Ready to get better results on Thumbtack? If you’re new to the site, or need to boost business—model the success of Thumbtack photographer, Lauren Lindley. Her work grew by 67% since joining Thumbtack 3 years ago. Here she shares her insights on finding success on the site.
What’s the most critical element for success on Thumbtack?
Know that this is a business. Lindley stresses that even if you’re the world’s best photographer, you won’t be successful on Thumbtack if you ignore the business aspect. She encourages you to pay attention to where your dollars and cents are going. Document all your hours, track all your receipts, be careful with your invoices. If you’re not comfortable with the business aspect, Lindley suggests taking a small business class at a local community college. The end goal is to make sure you’re making money.
What do you wish you had known when you first started?
“I wish I had known that reviews are extremely important,” Lindley states. If you’re new to Thumbtack, you can showcase client reviews from other sources. She urges you to get reviews as soon as possible. Send former clients a link to your Thumbtack page to testify to your skill. Future clients rely heavily on reviews to decide—help them choose you.
What percentage of your work is from Thumbtack?
During 2013 and 2014, nearly half—40%—of Lindley’s business was generated through Thumbtack. As her reputation and online presence grew, more jobs came to her. In 2015, now that her business is more robust than ever, she has drawn 11.5% of her work from the site. The moral of the story? She bids less and has more work now that people know about her.
How did you get involved with Thumbtack?
Lindley was looking for ways to build her business. “When I started using Thumbtack 3 years ago, I was doing photography part-time. Thumbtack helped build my network and portfolio, and as of 2 years ago, I am a full-time, self-employed photographer.”
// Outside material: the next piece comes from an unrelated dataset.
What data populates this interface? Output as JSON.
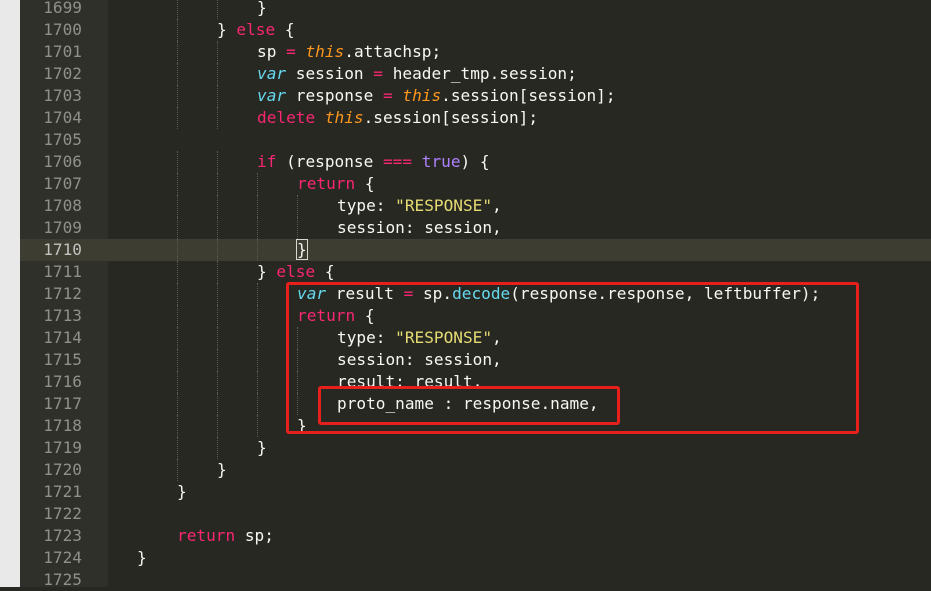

Here are what Lindley shares as her top five tips to expand your business on Thumbtack:
- Get reviews. Ask friends and family to review your work if you’re just starting out – and always ask your clients for reviews when you’ve finished a project.
- If a job doesn’t have all the information, don’t bid. For example, Lindley says if a wedding is quoted at $1,500 but the hours aren’t specified, do not bid and end up losing money because you’re earning under your minimum hourly wage.
- Have a portfolio that represents the jobs you bid. If you want to start winning bids for portraits, you need portraits in your portfolio—find friends willing to pose. Prove you have the chops.
- Make your communications and profile vibrant and engaging. Stand out from the crowd.
- Be quick to act. If the quote fits all your parameters, send in a one line bid, and then go back and immediately send a more fleshed out, personal message that speaks to the event.
Above all, Lindley encourages you to continually strive to reach new levels with your efforts. She is constantly looking for areas to improve in her own business and has found that to be key to her success.
Photo credits: Lauren Lindley Photography
What’s your story for succeeding on Thumbtack?